(Which is not to say that they supported the system without reservations, or that they “believed in communism,” whatever that might mean. They, too, were affected by food shortages and price increases. Kuroń writes that in the 1980s, street riots were usually started by the “nomadic” working class, people who changed jobs often and lived in substandard conditions even when they could afford better, but that a strike could only be organized successfully when the middle class was involved.)
These are all just generalities; there is much more in the details. Kuroń has much to say about the Polish agriculture, reformed back and forth, collectivized, then privatized again, then collectivized again via a back door, and so on – something that I have not mentioned here at all. There were other enclaves of private enterprise. Different branches of the economy had their own stories, and of course differences between the Eastern Bloc countries should not be underestimated. I was only aiming to convince you, if you don’t know it already, that the Western “common knowledge” about socialism doesn’t really scratch the surface or convey much of an impression of how people actually lived in that part of the world.

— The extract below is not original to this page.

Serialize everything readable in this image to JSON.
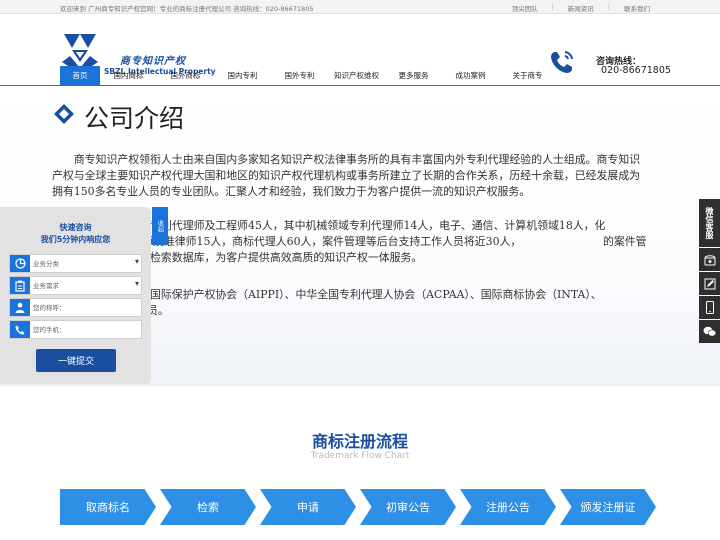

If I were to name the most “socialist” things that I see or hear about on this side of the pond – “socialist” referring to the reality I’ve experienced, not to the latest myth du jour – Obamacare or “big government” would not be especially close to the top of the list. (If you recall, the problem with the “big government” in the Soviet bloc was a little bit more particular than it just being big.) On the other hand, big U.S. banks and other “too big to fail” entities are pretty good analogues of the coal and steel communist corporation. Pork barrel politics. I’ve mentioned Wall Street already. Academic politics, in so many ways that it just hurts to think about it. But also bureaucrats and politicians who try to micromanage academic research they don’t understand and use arbitrary indicators of “usefulness” to evaluate it, much like communists instituted a set of “criteria” to control production. Kuroń again:
First, it was the number of produced articles that counted – the more, the better – so that factories increased quantity at the expense of quality. The market was full of small-sized shoes, but no large sizes. So the central planner started using weight as a criterion. Producers understood quickly that shoes must be as heavy as possible – steel soles were best. […]
When I became minister of labour in 1989, I was shown a list of 36 criteria used to evaluate companies. All along, as the number of criteria increased, the actuaries all over Poland figured how to game the system and win. And they always managed it – that is to say, they were able to position themselves so as to produce little, badly and expensively, but still make good money, and even receive honours.
You see, studying the “complexities of communism” can tell you how people will respond to that sort of thing.
As I’ve said before, I’d like to do at least one more post on the subject, about the 1980s. I’m not sure when, though. I have other work to catch up on after the holidays.